(Website and app data records)

------------------------------------

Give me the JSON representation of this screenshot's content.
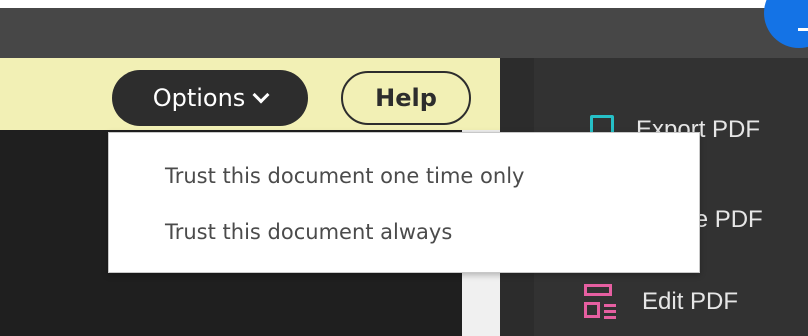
{
  "colors": {
    "topbar": "#474747",
    "accent_blue": "#1473e6",
    "notice_bg": "#f2f0b5",
    "button_dark": "#2d2d2d",
    "panel_bg": "#323232",
    "document_bg": "#1f1f1f"
  },
  "notice": {
    "options_label": "Options",
    "help_label": "Help"
  },
  "options_menu": {
    "items": [
      {
        "label": "Trust this document one time only"
      },
      {
        "label": "Trust this document always"
      }
    ]
  },
  "tools": [
    {
      "label": "Export PDF",
      "icon": "export-pdf-icon"
    },
    {
      "label": "Create PDF",
      "icon": "create-pdf-icon"
    },
    {
      "label": "Edit PDF",
      "icon": "edit-pdf-icon"
    }
  ]
}
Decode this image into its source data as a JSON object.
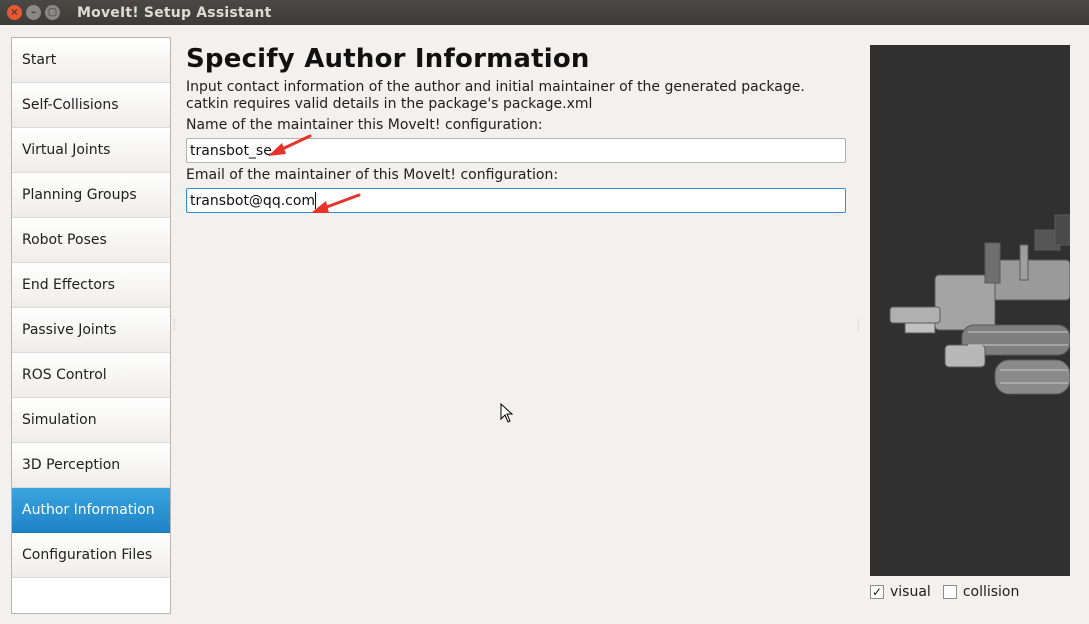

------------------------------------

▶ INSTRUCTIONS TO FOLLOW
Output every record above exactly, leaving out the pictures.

▶ SOLVED PROBLEM
Give me the JSON representation of this screenshot's content.
{
  "colors": {
    "topbar": "#474747",
    "accent_blue": "#1473e6",
    "notice_bg": "#f2f0b5",
    "button_dark": "#2d2d2d",
    "panel_bg": "#323232",
    "document_bg": "#1f1f1f"
  },
  "notice": {
    "options_label": "Options",
    "help_label": "Help"
  },
  "options_menu": {
    "items": [
      {
        "label": "Trust this document one time only"
      },
      {
        "label": "Trust this document always"
      }
    ]
  },
  "tools": [
    {
      "label": "Export PDF",
      "icon": "export-pdf-icon"
    },
    {
      "label": "Create PDF",
      "icon": "create-pdf-icon"
    },
    {
      "label": "Edit PDF",
      "icon": "edit-pdf-icon"
    }
  ]
}
Decode this image into its source data as a JSON object.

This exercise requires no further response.